accounting for gravitational interactions between the clumps of mass
where , and is frequency of clump-clump collisions given by Eq. (A2) corresponds to Eq. (57) of SK when one puts because in a flat disk the long-range gravitational interactions could be neglected compared to the short-range ones. The value of is related to the characteristic time of gravitational encounters, , given by Eq. (2.3) simply by . By substituting Eq. (A2) into Eq. (A1), the latter could be written in the form: where for a Keplerian disk, for a solid-body rotating disk, and . The viscosity coefficient for clump-clump collisions, when the clump gravity is negligible [Goldreich & Tremaine 1978, Eq. (46)], can be written in the form analogous to Eq. (A3): Eq. (2.1) unifies the representation of viscosity both in the case
when interactions are inelastic, while gravitation is negligible [Eq.

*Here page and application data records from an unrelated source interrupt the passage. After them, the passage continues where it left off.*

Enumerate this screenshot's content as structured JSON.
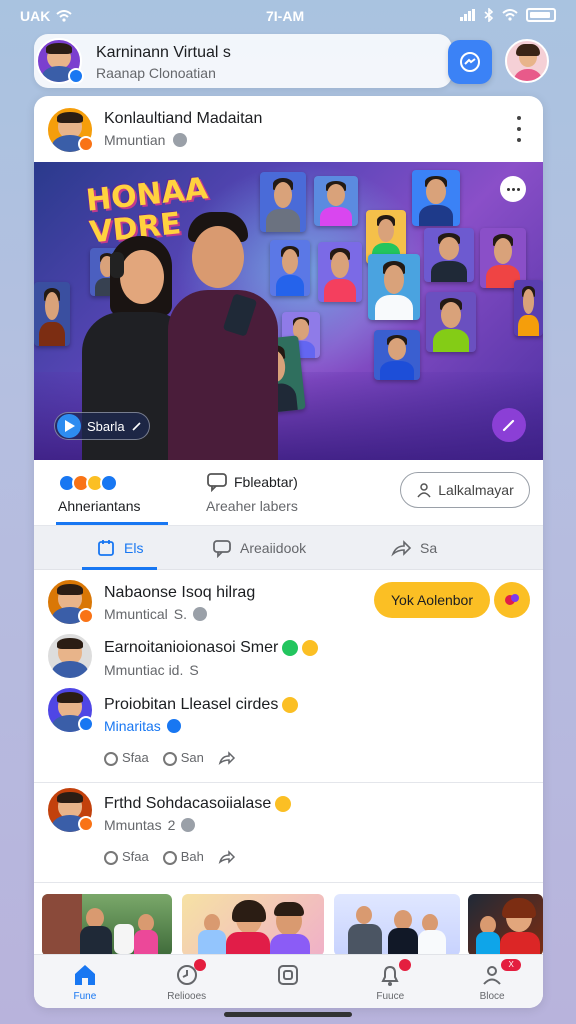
{
  "status_bar": {
    "carrier": "UAK",
    "time": "7I-AM"
  },
  "top_bar": {
    "title": "Karninann Virtual s",
    "subtitle": "Raanap Clonoatian"
  },
  "post": {
    "author": "Konlaultiand Madaitan",
    "meta": "Mmuntian",
    "hero": {
      "logo_line1": "HONAA",
      "logo_line2": "VDRE",
      "play_label": "Sbarla"
    },
    "reactions": {
      "label": "Ahneriantans"
    },
    "comments_summary": {
      "title": "Fbleabtar)",
      "subtitle": "Areaher labers"
    },
    "outline_button": "Lalkalmayar"
  },
  "tabs": [
    {
      "label": "Els"
    },
    {
      "label": "Areaiidook"
    },
    {
      "label": "Sa"
    }
  ],
  "comments": [
    {
      "name": "Nabaonse Isoq hilrag",
      "meta": "Mmuntical",
      "meta_extra": "S.",
      "reply_button": "Yok Aolenbor"
    },
    {
      "name": "Earnoitanioionasoi Smer",
      "meta": "Mmuntiac id.",
      "meta_extra": "S"
    },
    {
      "name": "Proiobitan Lleasel cirdes",
      "meta": "Minaritas",
      "actions": [
        "Sfaa",
        "San"
      ]
    },
    {
      "name": "Frthd Sohdacasoiialase",
      "meta": "Mmuntas",
      "meta_extra": "2",
      "actions": [
        "Sfaa",
        "Bah"
      ]
    }
  ],
  "bottom_nav": [
    {
      "label": "Fune",
      "icon": "home-icon",
      "active": true
    },
    {
      "label": "Reliooes",
      "icon": "clock-icon",
      "badge": true
    },
    {
      "label": "",
      "icon": "square-icon"
    },
    {
      "label": "Fuuce",
      "icon": "bell-icon",
      "badge": true
    },
    {
      "label": "Bloce",
      "icon": "profile-icon",
      "badge_text": "X"
    }
  ],
  "colors": {
    "accent": "#1877f2",
    "yellow": "#fbbf24",
    "purple": "#8b3fd6"
  }
}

(A4)] ## Appendix B: character of perturbations in a differentially rotating vs. a solid-body rotating diskLet us consider an incompressible, differentially rotating, liquid cylinder. The linearized equations of motion take the form: Substituting a perturbation in the form of the wave packet As always and therefore the condition of instability is 0, which corresponds to the growth of the leading spirals. Under this condition the instability is monotonous without any oscillations with epicyclic frequency. If the rotation is solid-body, one obtains = 0, i.e. the perturbations are stationary. The above solution has a drawback since the Note that if one would consider absolutely compressible case, i.e. in the above equations, the continuity equation takes the form: and we immediately obtain The contrast to other work is illuminating. Julian & Toomre

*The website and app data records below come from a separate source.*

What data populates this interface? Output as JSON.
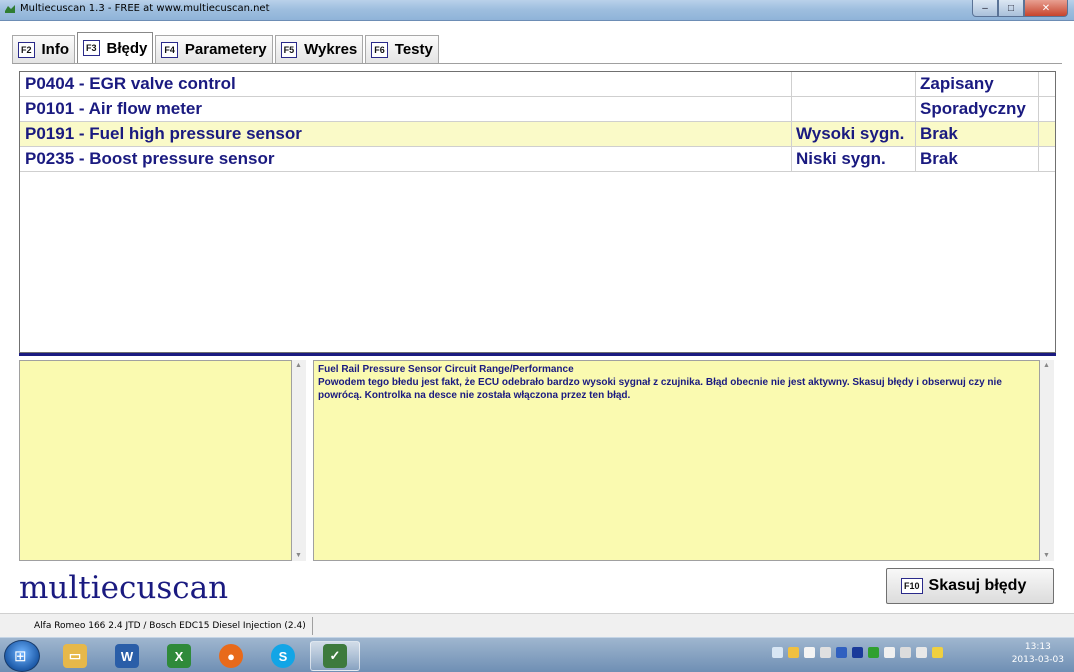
{
  "window": {
    "title": "Multiecuscan 1.3 - FREE at www.multiecuscan.net",
    "minimize": "‒",
    "maximize": "□",
    "close": "✕"
  },
  "tabs": [
    {
      "key": "F2",
      "label": "Info"
    },
    {
      "key": "F3",
      "label": "Błędy"
    },
    {
      "key": "F4",
      "label": "Parametery"
    },
    {
      "key": "F5",
      "label": "Wykres"
    },
    {
      "key": "F6",
      "label": "Testy"
    }
  ],
  "errors": [
    {
      "code": "P0404 - EGR valve control",
      "signal": "",
      "status": "Zapisany"
    },
    {
      "code": "P0101 - Air flow meter",
      "signal": "",
      "status": "Sporadyczny"
    },
    {
      "code": "P0191 - Fuel high pressure sensor",
      "signal": "Wysoki sygn.",
      "status": "Brak"
    },
    {
      "code": "P0235 - Boost pressure sensor",
      "signal": "Niski sygn.",
      "status": "Brak"
    }
  ],
  "description": {
    "title": "Fuel Rail Pressure Sensor Circuit Range/Performance",
    "body": "Powodem tego błedu jest fakt, że ECU odebrało bardzo wysoki sygnał z czujnika. Błąd obecnie nie jest aktywny. Skasuj błędy i obserwuj czy nie powrócą. Kontrolka na desce nie została włączona przez ten błąd."
  },
  "logo": "multiecuscan",
  "clear_button": {
    "key": "F10",
    "label": "Skasuj błędy"
  },
  "statusbar": {
    "vehicle": "Alfa Romeo 166 2.4 JTD / Bosch EDC15 Diesel Injection (2.4)"
  },
  "taskbar": {
    "time": "13:13",
    "date": "2013-03-03"
  },
  "colors": {
    "accent": "#1a1a80",
    "highlight": "#fafac8",
    "panel": "#fafab0"
  }
}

(1966) considered perturbations in a very thin collisionless
self-gravitating stellar disk. In fact, for such perturbations a

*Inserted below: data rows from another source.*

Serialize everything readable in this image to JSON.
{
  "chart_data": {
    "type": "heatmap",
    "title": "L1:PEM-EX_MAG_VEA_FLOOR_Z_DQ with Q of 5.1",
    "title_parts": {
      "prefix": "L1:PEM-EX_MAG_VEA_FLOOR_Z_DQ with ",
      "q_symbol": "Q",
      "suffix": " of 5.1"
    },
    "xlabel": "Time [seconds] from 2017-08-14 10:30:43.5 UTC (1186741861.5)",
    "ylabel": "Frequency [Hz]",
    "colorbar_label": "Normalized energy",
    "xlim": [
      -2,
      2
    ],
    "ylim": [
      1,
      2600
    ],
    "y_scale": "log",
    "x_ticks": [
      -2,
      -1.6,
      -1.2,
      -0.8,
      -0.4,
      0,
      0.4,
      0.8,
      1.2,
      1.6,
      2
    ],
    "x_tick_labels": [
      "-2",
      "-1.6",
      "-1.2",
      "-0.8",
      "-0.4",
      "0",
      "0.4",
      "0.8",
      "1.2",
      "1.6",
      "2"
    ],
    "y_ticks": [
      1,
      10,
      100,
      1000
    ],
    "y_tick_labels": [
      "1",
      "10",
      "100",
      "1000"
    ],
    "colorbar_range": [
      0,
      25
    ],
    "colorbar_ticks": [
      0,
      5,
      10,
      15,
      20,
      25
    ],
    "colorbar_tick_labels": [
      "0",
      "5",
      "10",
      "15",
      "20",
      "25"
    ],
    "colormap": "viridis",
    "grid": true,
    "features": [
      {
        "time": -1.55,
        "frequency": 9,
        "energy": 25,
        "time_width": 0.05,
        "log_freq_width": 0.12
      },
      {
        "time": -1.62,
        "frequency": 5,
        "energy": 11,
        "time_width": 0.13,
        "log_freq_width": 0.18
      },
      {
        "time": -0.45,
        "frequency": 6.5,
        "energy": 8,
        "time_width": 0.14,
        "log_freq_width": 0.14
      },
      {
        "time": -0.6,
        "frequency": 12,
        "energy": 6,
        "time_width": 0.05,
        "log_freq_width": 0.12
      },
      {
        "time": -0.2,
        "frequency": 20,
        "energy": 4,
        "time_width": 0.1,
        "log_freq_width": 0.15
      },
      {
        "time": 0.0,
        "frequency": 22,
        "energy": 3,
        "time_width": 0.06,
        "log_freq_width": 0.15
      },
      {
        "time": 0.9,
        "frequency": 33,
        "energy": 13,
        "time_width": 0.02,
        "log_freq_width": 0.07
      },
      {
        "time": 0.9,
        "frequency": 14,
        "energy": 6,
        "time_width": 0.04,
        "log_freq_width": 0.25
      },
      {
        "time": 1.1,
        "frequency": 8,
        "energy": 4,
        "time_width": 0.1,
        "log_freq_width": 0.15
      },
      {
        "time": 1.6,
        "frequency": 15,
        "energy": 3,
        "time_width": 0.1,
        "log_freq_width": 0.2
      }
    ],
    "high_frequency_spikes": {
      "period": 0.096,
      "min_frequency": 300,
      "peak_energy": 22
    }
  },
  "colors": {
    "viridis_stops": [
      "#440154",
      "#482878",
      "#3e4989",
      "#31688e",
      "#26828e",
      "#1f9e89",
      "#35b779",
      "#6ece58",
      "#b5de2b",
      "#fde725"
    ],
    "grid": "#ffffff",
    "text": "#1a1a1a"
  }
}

collisionless ## Appendix C: Velocity perturbations in a plane shear layerWe start from linearized equations for short-wave, low-frequency perturbations in a barotropic gaseous disk in the corotating frame of reference (for derivation, see Fridman 1989): Here = const is the angular velocity of the
corotating frame of reference; This system has an exact solution in the form (Fridman, 1989): For small For a plane shear layer, a similar set of equations can be derived.
The simpliest way to do this would be to put in the above system
0, Here Obviously, in a plane layer there are no any Coriolis forces at all. Nevertheless, the solution (C3) has the same form as (C1). What is relevant to the real physical meaning of our solution is conservation of vorticity (Eq. C2), which has been emphasized here. © European Southern Observatory (ESO) 1998 Online publication: August 6, 1998 |